Australia’s residential construction industry is off to a slow start to 2024, with new data showing that building approvals and housing construction lending are close to their lowest levels for more than a decade.

In separate releases last week, the Australian Bureau of Statistics published its latest monthly data for building approvals and lending activity.

In terms of approvals, the data indicates that the seasonally adjusted number of dwellings that were approved for construction throughout the nation contracted by 1.0 percent in January to come in at 12,850.

This represents the third lowest level of monthly approvals that has been recorded over the past ten years (see chart).

The decline was led by a 9.5 percent drop in detached house approvals, which are now at their lowest level since June 2012.

This was only partly offset by a 14.5 percent increase in multi-unit approvals.

Meanwhile, lending data shows that the seasonally adjusted number of new loans that were issued to owner occupiers for the purpose of either constructing a new dwelling or purchasing a newly erected dwelling fell by 4.3 percent in January to come in at 4,194.

This represents the second lowest level of housing construction lending activity since the Global Financial Crisis.

The latest data represents a concerning picture for Australia’s residential construction industry.

Until last month, approvals and housing construction lending numbers appeared to have stabilised since bottoming out early last year (see charts).

The data also points to challenges in meeting the national housing target of delivering 1.2 million new homes over the five years from 1 July 2024.

To meet that target, the nation needs to complete 240,000 homes each year.

In its recently issued forecast, however, Housing Industry Association (HIA) said that it expects the nation to break ground on only just over 1 million homes over that period.

This represents a shortfall of almost 200,000 homes compared with the target.

Speaking about the approval numbers, HIA Chief Economist Tim Reardon said that the data points to a slow start to residential construction in 2024.
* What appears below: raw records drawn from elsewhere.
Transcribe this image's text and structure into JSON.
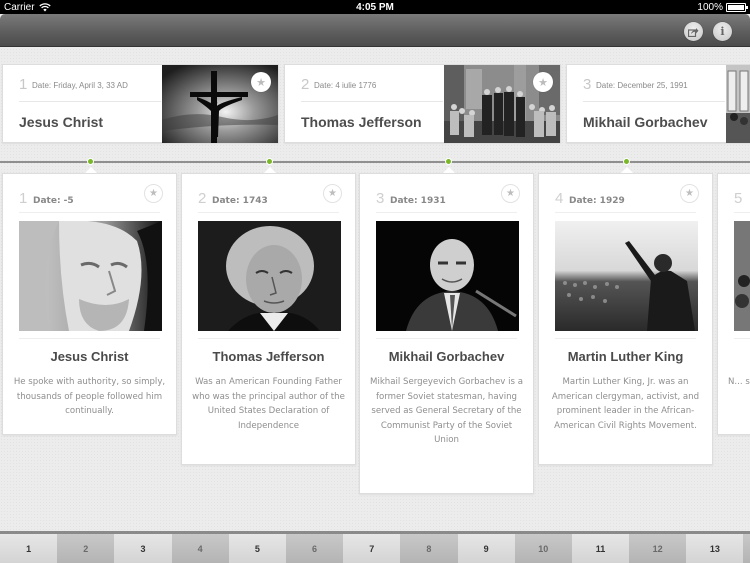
{
  "status_bar": {
    "carrier": "Carrier",
    "time": "4:05 PM",
    "battery": "100%",
    "battery_level": 1.0
  },
  "navbar": {
    "buttons": [
      {
        "name": "share",
        "icon": "share-icon"
      },
      {
        "name": "info",
        "icon": "info-icon",
        "glyph": "i"
      }
    ]
  },
  "star_glyph": "★",
  "top_cards": [
    {
      "index": "1",
      "date": "Date: Friday, April 3, 33 AD",
      "name": "Jesus Christ",
      "image": "crucifix-silhouette"
    },
    {
      "index": "2",
      "date": "Date: 4 iulie 1776",
      "name": "Thomas Jefferson",
      "image": "declaration-signing-painting"
    },
    {
      "index": "3",
      "date": "Date: December 25, 1991",
      "name": "Mikhail Gorbachev",
      "image": "gorbachev-event-photo"
    }
  ],
  "cards": [
    {
      "index": "1",
      "date": "Date: -5",
      "name": "Jesus Christ",
      "image": "jesus-statue-portrait",
      "description": "He spoke with authority, so simply, thousands of people followed him continually."
    },
    {
      "index": "2",
      "date": "Date: 1743",
      "name": "Thomas Jefferson",
      "image": "jefferson-portrait",
      "description": "Was an American Founding Father who was the principal author of the United States Declaration of Independence"
    },
    {
      "index": "3",
      "date": "Date: 1931",
      "name": "Mikhail Gorbachev",
      "image": "gorbachev-portrait",
      "description": "Mikhail Sergeyevich Gorbachev is a former Soviet statesman, having served as General Secretary of the Communist Party of the Soviet Union"
    },
    {
      "index": "4",
      "date": "Date: 1929",
      "name": "Martin Luther King",
      "image": "mlk-speech-crowd",
      "description": "Martin Luther King, Jr. was an American clergyman, activist, and prominent leader in the African-American Civil Rights Movement."
    },
    {
      "index": "5",
      "date": "",
      "name": "",
      "image": "crowd-photo",
      "description": "N... se... A..."
    }
  ],
  "pager": {
    "pages": [
      "1",
      "2",
      "3",
      "4",
      "5",
      "6",
      "7",
      "8",
      "9",
      "10",
      "11",
      "12",
      "13"
    ]
  },
  "colors": {
    "timeline_dot": "#7ab829",
    "navbar": "#5c5c5c",
    "text_dark": "#4a4a4a",
    "text_muted": "#8e8e8e"
  }
}
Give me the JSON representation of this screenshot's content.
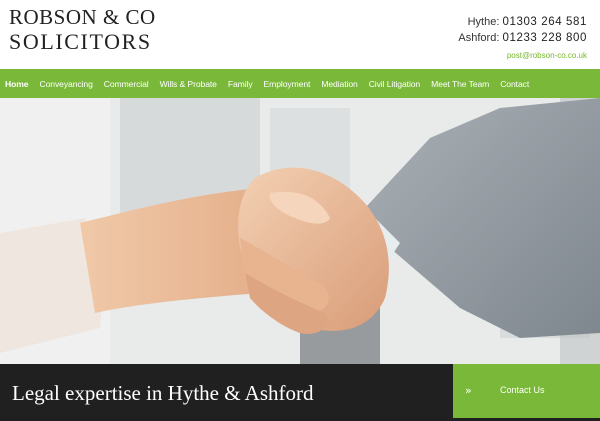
{
  "header": {
    "logo": {
      "line1": "ROBSON & CO",
      "line2": "SOLICITORS"
    },
    "contacts": [
      {
        "place": "Hythe:",
        "number": "01303 264 581"
      },
      {
        "place": "Ashford:",
        "number": "01233 228 800"
      }
    ],
    "email": "post@robson-co.co.uk"
  },
  "nav": {
    "items": [
      {
        "label": "Home",
        "active": true
      },
      {
        "label": "Conveyancing"
      },
      {
        "label": "Commercial"
      },
      {
        "label": "Wills & Probate"
      },
      {
        "label": "Family"
      },
      {
        "label": "Employment"
      },
      {
        "label": "Mediation"
      },
      {
        "label": "Civil Litigation"
      },
      {
        "label": "Meet The Team"
      },
      {
        "label": "Contact"
      }
    ]
  },
  "hero": {
    "tagline": "Legal expertise in Hythe & Ashford",
    "cta": {
      "label": "Contact Us",
      "icon": "double-chevron-right-icon"
    }
  },
  "colors": {
    "accent_green": "#7ab83a",
    "band_dark": "#202020",
    "email_green": "#76b82a"
  }
}
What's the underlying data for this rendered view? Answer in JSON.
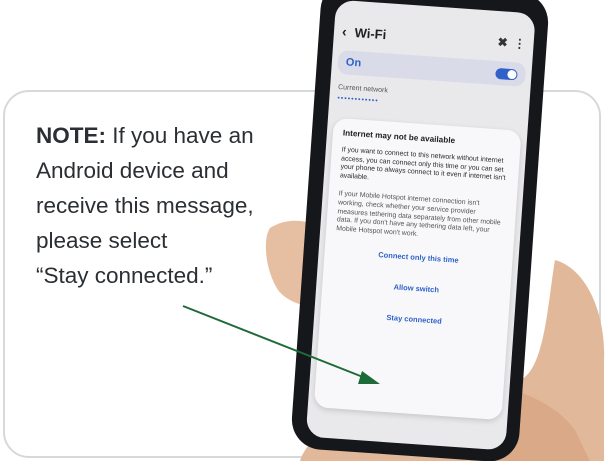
{
  "note": {
    "prefix": "NOTE:",
    "text": " If you have an\nAndroid device and\nreceive this message,\nplease select\n“Stay connected.”"
  },
  "phone": {
    "appbar": {
      "title": "Wi-Fi",
      "back_icon": "chevron-left-icon"
    },
    "wifi_toggle": {
      "label": "On",
      "state": "on"
    },
    "current_network_label": "Current network",
    "current_network_name": "••••••••••••",
    "dialog": {
      "title": "Internet may not be available",
      "message": "If you want to connect to this network without internet access, you can connect only this time or you can set your phone to always connect to it even if internet isn't available.",
      "detail": "If your Mobile Hotspot internet connection isn't working, check whether your service provider measures tethering data separately from other mobile data. If you don't have any tethering data left, your Mobile Hotspot won't work.",
      "buttons": [
        "Connect only this time",
        "Allow switch",
        "Stay connected"
      ]
    }
  },
  "colors": {
    "arrow": "#1e6b3a",
    "accent": "#2f61c8",
    "text": "#2b2f33",
    "card_border": "#d6d9dc"
  }
}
He says the primary cause is rising interest rates.

“The low volume of building approvals throughout 2023 will see the volume of homes commencing construction continue to slow this year,” Reardon said.